I’ll preface this by saying this: the 44th pick fucking blows in terms of historical impact. If this were based solely off of 44, Malik Rose would probably win. Which, like, OAKAAK, two-time NBA champ and all that, but I want to shoot higher.

Luckily, the 43rd and 45th picks offer many more bounties. 2008’s 45th overall pick yielded current Miami PG Goran Dragic, who is a very good player. Pick 43 gave even more positive results — former (got way better after he left) Knick Trevor Ariza was picked there, as was former Bucks guard Michael Redd and former Indiana Pacer Antonio Davis.

Let’s take a look at these guys’ career averages all next to one another:

Much like Reed, Redd’s career was cut short by a slew of injuries later on, forcing him into retirement in his early 30s. But man, this dude could flat out ball, and I think he takes the cake for the best pick in the 43-45 range.

We’re talking about a guy that put up six straight efficient 20+ point per game seasons in a row (at one point scoring 26.7 PPG on a .465/.382/.829 slash line with 29.5% usage). Somehow Redd only made one All-Star team in his career, but damn if he wasn’t one of the best scorers in the league for about half a decade.

With that, Redd gets my vote as the best pick in the 43-45 range, with Dragic as a somewhat distant second but a solid “Incomplete” on his report card. Here’s the results of my imaginary poll:

  1. Michael Redd — 44 votes
  2. Goran Dragic — 31 votes
  3. Trevor Ariza — 13 votes
  4. Antonio Davis — 11 votes
  5. Jorts — 1 vote (Seth)

Pick 58

Y’know, pick 44 didn’t end up being too bad. Picks 57-59... well, not quite as good, with one gigantic exception.

If we were going to go with purely pick 58... Man, it’s like reaching into a toilet, grabbing the most round turd, and throwing it in a rock polisher. I guess, gun to my head, I’d take Lester Hudson. He once averaged almost 13 points per game off the bench for the Cavs when they sucked! So there’s that. #PreChampionshipPedigree

There’s a runaway winner here, but just for competition’s sake, here’s a comparison of the two best players drafted in the 57-59 range, both from pick 57:

I know, I know. Marcin Gortat’s pretty damn impressive.

Yeah, Manu Ginobili’s the clear champion here. And in what’s supposed to be a deep Draft like this, there could be a a Manu Ginobili sitting there at 58 (trust in Clarence boiiii).

Here’s the results of my poll for the best 57-59th pick ever:

  1. Manu Ginobili — 100 votes

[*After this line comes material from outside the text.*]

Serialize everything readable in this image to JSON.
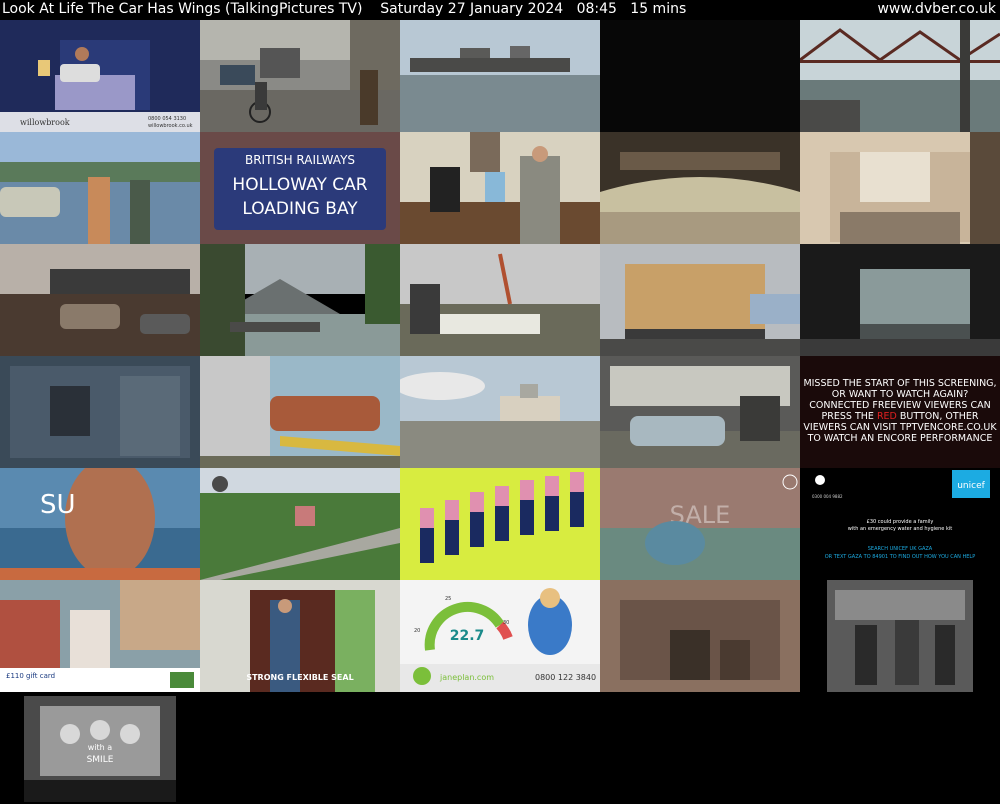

So what can we learn from all of this? Probably that a tremendous player will be selected in the second round, one pick before the Knicks make their choice. Or, if you want to keep on the bright side of life, the Knicks are totally going to walk away with Willis Reed, Michael Redd and Manu Ginobili from this year’s Draft, of course! Hang the banners now!